Nearly two dozen state attorneys general from across the U.S. signed a letter to congressional leaders this week urging lawmakers to crack down on marijuana edibles brands that imitate popular mainstream candies.
It’s a practice that has been going on for years in the legal marijuana industry.
The letter, signed by 23 attorneys general, was sent to the heads of both the U.S. House of Representatives and Senate.
The AGs wrote that they’re “gravely concerned about the dangers of copycat tetrahydrocannabinol (THC) edibles in our communities, particularly the risk they pose to our children.”
“Congress should immediately enact legislation authorizing trademark holders of well-known and trusted consumer packaged goods to hold accountable those malicious actors who are using those marks to market illicit copycat THC edibles to children,” the letter notes while blaming “illicit operators” for the “growing problem.”
The learning curve for entering the cannabis industry is steep. Start with the fundamentals.
MJBiz Cannabis 101 Email Course
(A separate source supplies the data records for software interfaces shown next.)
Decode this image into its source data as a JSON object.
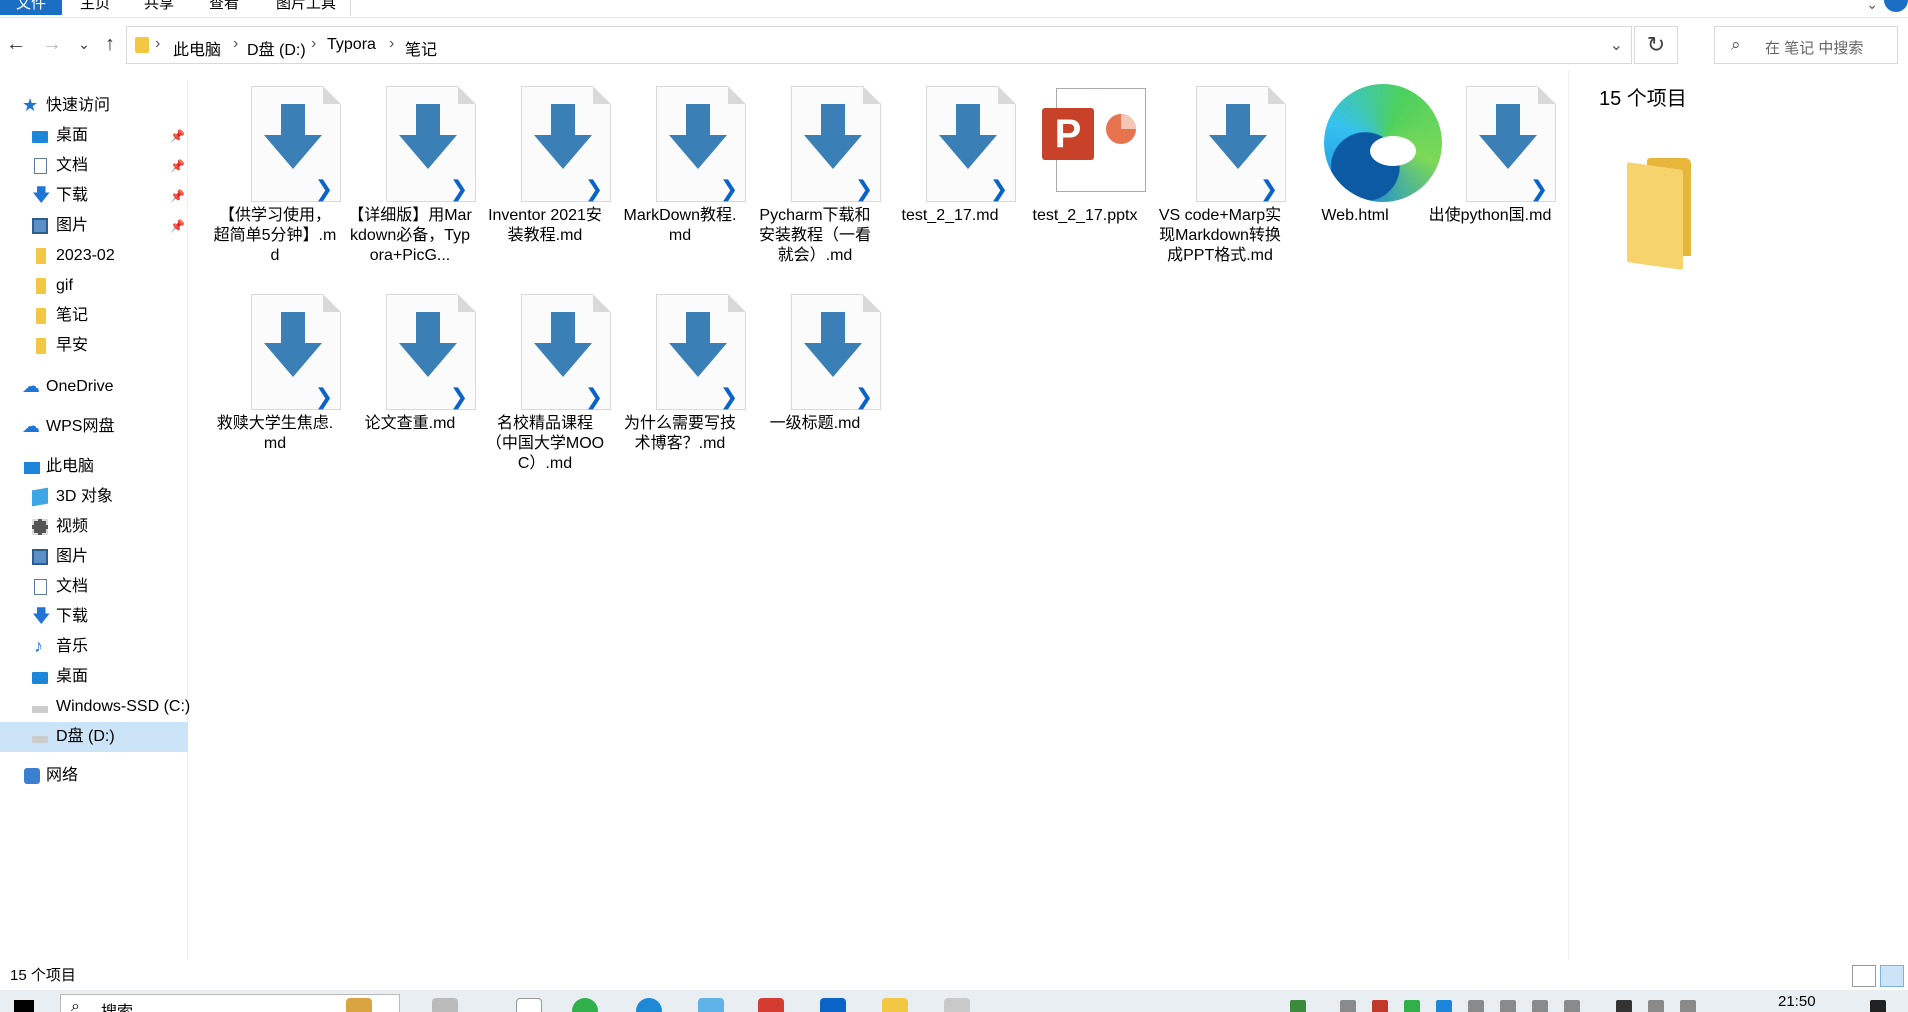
{
  "ribbon": {
    "tabs": [
      "文件",
      "主页",
      "共享",
      "查看",
      "图片工具"
    ]
  },
  "address": {
    "crumbs": [
      "此电脑",
      "D盘 (D:)",
      "Typora",
      "笔记"
    ],
    "search_placeholder": "在 笔记 中搜索"
  },
  "sidebar": {
    "quick_access": "快速访问",
    "quick_items": [
      "桌面",
      "文档",
      "下载",
      "图片",
      "2023-02",
      "gif",
      "笔记",
      "早安"
    ],
    "onedrive": "OneDrive",
    "wps": "WPS网盘",
    "this_pc": "此电脑",
    "pc_items": [
      "3D 对象",
      "视频",
      "图片",
      "文档",
      "下载",
      "音乐",
      "桌面",
      "Windows-SSD (C:)",
      "D盘 (D:)"
    ],
    "network": "网络"
  },
  "files": [
    "【供学习使用，超简单5分钟】.md",
    "【详细版】用Markdown必备，Typora+PicG...",
    "Inventor 2021安装教程.md",
    "MarkDown教程.md",
    "Pycharm下载和安装教程（一看就会）.md",
    "test_2_17.md",
    "test_2_17.pptx",
    "VS code+Marp实现Markdown转换成PPT格式.md",
    "Web.html",
    "出使python国.md",
    "救赎大学生焦虑.md",
    "论文查重.md",
    "名校精品课程（中国大学MOOC）.md",
    "为什么需要写技术博客？.md",
    "一级标题.md"
  ],
  "preview": {
    "count_label": "15 个项目"
  },
  "status": {
    "count_label": "15 个项目"
  },
  "taskbar": {
    "search_label": "搜索",
    "time": "21:50"
  },
  "colors": {
    "accent": "#1a6fc4",
    "selection": "#cce4f7",
    "folder": "#f2c744",
    "md_arrow": "#3a7fb5"
  }
}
A 10-part email course designed to educate new hires and aspiring professionals on the key fundamental areas of the legal cannabis industry, including:
- History of legal cannabis in America
- Overview of plant-touching + ancillary business sectors
- Cannabis finance and investing
- Cannabis marketing and brand building
- Employment + hiring opportunities
- And much more!
Gain a comprehensive understanding of this complex industry with this free resource.
The letter cites several examples of imitation marijuana edibles that played on popular mainstream candies and snacks – Oreos cookies, Doritos chips and Nerds candy, for example – and noted that children in multiple states have been hospitalized after mistaking the THC-infused products for normal food.
Signatories included AGs from Alaska, Arkansas, California, Colorado, Connecticut, Florida, Kentucky, Indiana, Iowa, Maine, Nebraska, New Mexico, New York, Nevada, North Carolina, Oklahoma, Oregon, South Carolina, South Dakota, Utah, Vermont, Virginia and Washington state.